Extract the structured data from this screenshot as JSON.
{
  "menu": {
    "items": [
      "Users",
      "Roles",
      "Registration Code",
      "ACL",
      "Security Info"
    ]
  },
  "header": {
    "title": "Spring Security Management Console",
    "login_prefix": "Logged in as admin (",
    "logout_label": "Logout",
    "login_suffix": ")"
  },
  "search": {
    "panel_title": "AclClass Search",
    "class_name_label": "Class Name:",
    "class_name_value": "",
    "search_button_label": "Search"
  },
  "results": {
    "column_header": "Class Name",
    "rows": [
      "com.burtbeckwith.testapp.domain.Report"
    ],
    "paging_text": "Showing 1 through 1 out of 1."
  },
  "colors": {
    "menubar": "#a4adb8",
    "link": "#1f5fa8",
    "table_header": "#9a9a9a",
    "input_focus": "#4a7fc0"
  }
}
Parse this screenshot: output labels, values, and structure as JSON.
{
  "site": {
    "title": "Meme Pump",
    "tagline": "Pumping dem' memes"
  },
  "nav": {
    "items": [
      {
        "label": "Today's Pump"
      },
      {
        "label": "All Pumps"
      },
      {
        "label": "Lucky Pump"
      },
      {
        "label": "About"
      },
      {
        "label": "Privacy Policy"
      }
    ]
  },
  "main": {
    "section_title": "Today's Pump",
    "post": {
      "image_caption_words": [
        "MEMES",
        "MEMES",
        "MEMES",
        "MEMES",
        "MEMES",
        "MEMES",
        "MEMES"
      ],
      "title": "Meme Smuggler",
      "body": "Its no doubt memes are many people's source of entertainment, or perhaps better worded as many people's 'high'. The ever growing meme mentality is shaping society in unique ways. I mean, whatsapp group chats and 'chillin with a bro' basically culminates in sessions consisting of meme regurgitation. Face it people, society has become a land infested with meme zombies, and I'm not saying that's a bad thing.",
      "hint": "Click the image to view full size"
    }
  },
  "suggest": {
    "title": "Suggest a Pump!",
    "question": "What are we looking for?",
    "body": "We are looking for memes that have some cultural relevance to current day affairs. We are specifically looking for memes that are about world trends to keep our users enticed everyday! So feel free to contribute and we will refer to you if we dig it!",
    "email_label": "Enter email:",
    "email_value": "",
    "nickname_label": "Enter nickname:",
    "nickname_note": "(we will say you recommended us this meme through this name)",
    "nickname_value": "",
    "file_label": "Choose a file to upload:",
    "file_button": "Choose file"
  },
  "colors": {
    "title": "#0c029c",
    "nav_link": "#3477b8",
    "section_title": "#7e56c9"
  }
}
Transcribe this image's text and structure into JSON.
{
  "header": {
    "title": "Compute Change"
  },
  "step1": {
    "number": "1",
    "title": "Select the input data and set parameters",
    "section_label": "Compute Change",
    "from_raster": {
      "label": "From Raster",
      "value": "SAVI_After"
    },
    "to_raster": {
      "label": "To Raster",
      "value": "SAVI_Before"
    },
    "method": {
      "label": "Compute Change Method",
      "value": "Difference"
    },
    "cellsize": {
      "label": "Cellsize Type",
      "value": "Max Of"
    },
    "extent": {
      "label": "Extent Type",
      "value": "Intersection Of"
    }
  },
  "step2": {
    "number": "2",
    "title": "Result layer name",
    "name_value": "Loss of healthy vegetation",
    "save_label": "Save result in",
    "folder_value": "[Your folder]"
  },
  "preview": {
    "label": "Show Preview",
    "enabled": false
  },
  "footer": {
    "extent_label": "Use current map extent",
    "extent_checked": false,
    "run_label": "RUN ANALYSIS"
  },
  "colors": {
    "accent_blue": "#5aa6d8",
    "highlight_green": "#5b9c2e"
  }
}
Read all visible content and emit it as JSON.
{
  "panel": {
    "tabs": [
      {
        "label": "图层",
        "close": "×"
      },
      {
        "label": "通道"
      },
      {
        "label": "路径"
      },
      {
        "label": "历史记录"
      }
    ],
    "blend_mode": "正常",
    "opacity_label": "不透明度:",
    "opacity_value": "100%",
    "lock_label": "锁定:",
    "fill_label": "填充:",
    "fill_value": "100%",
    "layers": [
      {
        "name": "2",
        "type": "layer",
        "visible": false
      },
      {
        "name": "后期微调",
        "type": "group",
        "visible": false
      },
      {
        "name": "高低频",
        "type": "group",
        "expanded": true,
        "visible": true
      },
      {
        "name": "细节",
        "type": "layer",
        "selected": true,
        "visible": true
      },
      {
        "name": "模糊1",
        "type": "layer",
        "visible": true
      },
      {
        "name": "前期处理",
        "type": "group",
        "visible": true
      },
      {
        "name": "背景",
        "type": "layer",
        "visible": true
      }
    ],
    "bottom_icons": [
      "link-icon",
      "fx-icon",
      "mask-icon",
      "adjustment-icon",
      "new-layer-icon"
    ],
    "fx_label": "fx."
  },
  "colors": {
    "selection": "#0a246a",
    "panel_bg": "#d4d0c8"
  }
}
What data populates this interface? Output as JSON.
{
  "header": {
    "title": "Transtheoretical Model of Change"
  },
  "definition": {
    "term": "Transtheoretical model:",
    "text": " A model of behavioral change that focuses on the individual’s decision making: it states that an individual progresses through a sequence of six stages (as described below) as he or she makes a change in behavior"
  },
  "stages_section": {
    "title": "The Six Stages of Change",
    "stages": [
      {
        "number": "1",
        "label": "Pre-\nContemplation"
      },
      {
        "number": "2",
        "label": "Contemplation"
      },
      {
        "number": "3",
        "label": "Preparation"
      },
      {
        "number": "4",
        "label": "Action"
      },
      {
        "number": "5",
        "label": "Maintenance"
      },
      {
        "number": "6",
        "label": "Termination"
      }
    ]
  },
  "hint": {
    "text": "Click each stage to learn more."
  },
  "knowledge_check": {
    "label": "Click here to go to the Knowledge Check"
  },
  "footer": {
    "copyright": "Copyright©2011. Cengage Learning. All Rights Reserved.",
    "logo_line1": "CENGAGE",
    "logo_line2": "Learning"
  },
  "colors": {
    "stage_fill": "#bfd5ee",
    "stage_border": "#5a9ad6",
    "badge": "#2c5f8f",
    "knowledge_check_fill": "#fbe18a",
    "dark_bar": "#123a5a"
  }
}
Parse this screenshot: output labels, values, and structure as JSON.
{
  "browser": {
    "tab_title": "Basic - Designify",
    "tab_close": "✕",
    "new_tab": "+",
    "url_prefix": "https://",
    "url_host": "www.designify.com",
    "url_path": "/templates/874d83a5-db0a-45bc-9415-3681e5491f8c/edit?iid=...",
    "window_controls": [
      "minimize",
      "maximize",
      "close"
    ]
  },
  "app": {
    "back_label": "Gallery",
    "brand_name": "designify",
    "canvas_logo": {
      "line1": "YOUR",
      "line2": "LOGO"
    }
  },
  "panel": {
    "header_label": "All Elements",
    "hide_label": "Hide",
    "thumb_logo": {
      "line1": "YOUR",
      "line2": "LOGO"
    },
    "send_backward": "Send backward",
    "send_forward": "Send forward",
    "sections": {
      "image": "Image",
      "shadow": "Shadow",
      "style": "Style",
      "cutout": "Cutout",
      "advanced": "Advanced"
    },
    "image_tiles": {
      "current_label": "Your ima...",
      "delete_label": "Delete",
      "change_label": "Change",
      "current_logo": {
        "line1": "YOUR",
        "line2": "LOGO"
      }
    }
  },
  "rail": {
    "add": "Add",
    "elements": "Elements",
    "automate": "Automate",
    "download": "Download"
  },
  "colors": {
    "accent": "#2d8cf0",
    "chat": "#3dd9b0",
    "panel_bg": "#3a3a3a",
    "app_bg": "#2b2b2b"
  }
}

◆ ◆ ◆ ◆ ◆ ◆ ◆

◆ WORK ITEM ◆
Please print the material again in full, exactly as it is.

◆ ANSWER SECTION ◆
Extract the structured data from this screenshot as JSON.
{
  "menu": {
    "items": [
      "Users",
      "Roles",
      "Registration Code",
      "ACL",
      "Security Info"
    ]
  },
  "header": {
    "title": "Spring Security Management Console",
    "login_prefix": "Logged in as admin (",
    "logout_label": "Logout",
    "login_suffix": ")"
  },
  "search": {
    "panel_title": "AclClass Search",
    "class_name_label": "Class Name:",
    "class_name_value": "",
    "search_button_label": "Search"
  },
  "results": {
    "column_header": "Class Name",
    "rows": [
      "com.burtbeckwith.testapp.domain.Report"
    ],
    "paging_text": "Showing 1 through 1 out of 1."
  },
  "colors": {
    "menubar": "#a4adb8",
    "link": "#1f5fa8",
    "table_header": "#9a9a9a",
    "input_focus": "#4a7fc0"
  }
}
Parse this screenshot: output labels, values, and structure as JSON.
{
  "site": {
    "title": "Meme Pump",
    "tagline": "Pumping dem' memes"
  },
  "nav": {
    "items": [
      {
        "label": "Today's Pump"
      },
      {
        "label": "All Pumps"
      },
      {
        "label": "Lucky Pump"
      },
      {
        "label": "About"
      },
      {
        "label": "Privacy Policy"
      }
    ]
  },
  "main": {
    "section_title": "Today's Pump",
    "post": {
      "image_caption_words": [
        "MEMES",
        "MEMES",
        "MEMES",
        "MEMES",
        "MEMES",
        "MEMES",
        "MEMES"
      ],
      "title": "Meme Smuggler",
      "body": "Its no doubt memes are many people's source of entertainment, or perhaps better worded as many people's 'high'. The ever growing meme mentality is shaping society in unique ways. I mean, whatsapp group chats and 'chillin with a bro' basically culminates in sessions consisting of meme regurgitation. Face it people, society has become a land infested with meme zombies, and I'm not saying that's a bad thing.",
      "hint": "Click the image to view full size"
    }
  },
  "suggest": {
    "title": "Suggest a Pump!",
    "question": "What are we looking for?",
    "body": "We are looking for memes that have some cultural relevance to current day affairs. We are specifically looking for memes that are about world trends to keep our users enticed everyday! So feel free to contribute and we will refer to you if we dig it!",
    "email_label": "Enter email:",
    "email_value": "",
    "nickname_label": "Enter nickname:",
    "nickname_note": "(we will say you recommended us this meme through this name)",
    "nickname_value": "",
    "file_label": "Choose a file to upload:",
    "file_button": "Choose file"
  },
  "colors": {
    "title": "#0c029c",
    "nav_link": "#3477b8",
    "section_title": "#7e56c9"
  }
}
Transcribe this image's text and structure into JSON.
{
  "header": {
    "title": "Compute Change"
  },
  "step1": {
    "number": "1",
    "title": "Select the input data and set parameters",
    "section_label": "Compute Change",
    "from_raster": {
      "label": "From Raster",
      "value": "SAVI_After"
    },
    "to_raster": {
      "label": "To Raster",
      "value": "SAVI_Before"
    },
    "method": {
      "label": "Compute Change Method",
      "value": "Difference"
    },
    "cellsize": {
      "label": "Cellsize Type",
      "value": "Max Of"
    },
    "extent": {
      "label": "Extent Type",
      "value": "Intersection Of"
    }
  },
  "step2": {
    "number": "2",
    "title": "Result layer name",
    "name_value": "Loss of healthy vegetation",
    "save_label": "Save result in",
    "folder_value": "[Your folder]"
  },
  "preview": {
    "label": "Show Preview",
    "enabled": false
  },
  "footer": {
    "extent_label": "Use current map extent",
    "extent_checked": false,
    "run_label": "RUN ANALYSIS"
  },
  "colors": {
    "accent_blue": "#5aa6d8",
    "highlight_green": "#5b9c2e"
  }
}
Read all visible content and emit it as JSON.
{
  "panel": {
    "tabs": [
      {
        "label": "图层",
        "close": "×"
      },
      {
        "label": "通道"
      },
      {
        "label": "路径"
      },
      {
        "label": "历史记录"
      }
    ],
    "blend_mode": "正常",
    "opacity_label": "不透明度:",
    "opacity_value": "100%",
    "lock_label": "锁定:",
    "fill_label": "填充:",
    "fill_value": "100%",
    "layers": [
      {
        "name": "2",
        "type": "layer",
        "visible": false
      },
      {
        "name": "后期微调",
        "type": "group",
        "visible": false
      },
      {
        "name": "高低频",
        "type": "group",
        "expanded": true,
        "visible": true
      },
      {
        "name": "细节",
        "type": "layer",
        "selected": true,
        "visible": true
      },
      {
        "name": "模糊1",
        "type": "layer",
        "visible": true
      },
      {
        "name": "前期处理",
        "type": "group",
        "visible": true
      },
      {
        "name": "背景",
        "type": "layer",
        "visible": true
      }
    ],
    "bottom_icons": [
      "link-icon",
      "fx-icon",
      "mask-icon",
      "adjustment-icon",
      "new-layer-icon"
    ],
    "fx_label": "fx."
  },
  "colors": {
    "selection": "#0a246a",
    "panel_bg": "#d4d0c8"
  }
}
What data populates this interface? Output as JSON.
{
  "header": {
    "title": "Transtheoretical Model of Change"
  },
  "definition": {
    "term": "Transtheoretical model:",
    "text": " A model of behavioral change that focuses on the individual’s decision making: it states that an individual progresses through a sequence of six stages (as described below) as he or she makes a change in behavior"
  },
  "stages_section": {
    "title": "The Six Stages of Change",
    "stages": [
      {
        "number": "1",
        "label": "Pre-\nContemplation"
      },
      {
        "number": "2",
        "label": "Contemplation"
      },
      {
        "number": "3",
        "label": "Preparation"
      },
      {
        "number": "4",
        "label": "Action"
      },
      {
        "number": "5",
        "label": "Maintenance"
      },
      {
        "number": "6",
        "label": "Termination"
      }
    ]
  },
  "hint": {
    "text": "Click each stage to learn more."
  },
  "knowledge_check": {
    "label": "Click here to go to the Knowledge Check"
  },
  "footer": {
    "copyright": "Copyright©2011. Cengage Learning. All Rights Reserved.",
    "logo_line1": "CENGAGE",
    "logo_line2": "Learning"
  },
  "colors": {
    "stage_fill": "#bfd5ee",
    "stage_border": "#5a9ad6",
    "badge": "#2c5f8f",
    "knowledge_check_fill": "#fbe18a",
    "dark_bar": "#123a5a"
  }
}
Parse this screenshot: output labels, values, and structure as JSON.
{
  "browser": {
    "tab_title": "Basic - Designify",
    "tab_close": "✕",
    "new_tab": "+",
    "url_prefix": "https://",
    "url_host": "www.designify.com",
    "url_path": "/templates/874d83a5-db0a-45bc-9415-3681e5491f8c/edit?iid=...",
    "window_controls": [
      "minimize",
      "maximize",
      "close"
    ]
  },
  "app": {
    "back_label": "Gallery",
    "brand_name": "designify",
    "canvas_logo": {
      "line1": "YOUR",
      "line2": "LOGO"
    }
  },
  "panel": {
    "header_label": "All Elements",
    "hide_label": "Hide",
    "thumb_logo": {
      "line1": "YOUR",
      "line2": "LOGO"
    },
    "send_backward": "Send backward",
    "send_forward": "Send forward",
    "sections": {
      "image": "Image",
      "shadow": "Shadow",
      "style": "Style",
      "cutout": "Cutout",
      "advanced": "Advanced"
    },
    "image_tiles": {
      "current_label": "Your ima...",
      "delete_label": "Delete",
      "change_label": "Change",
      "current_logo": {
        "line1": "YOUR",
        "line2": "LOGO"
      }
    }
  },
  "rail": {
    "add": "Add",
    "elements": "Elements",
    "automate": "Automate",
    "download": "Download"
  },
  "colors": {
    "accent": "#2d8cf0",
    "chat": "#3dd9b0",
    "panel_bg": "#3a3a3a",
    "app_bg": "#2b2b2b"
  }
}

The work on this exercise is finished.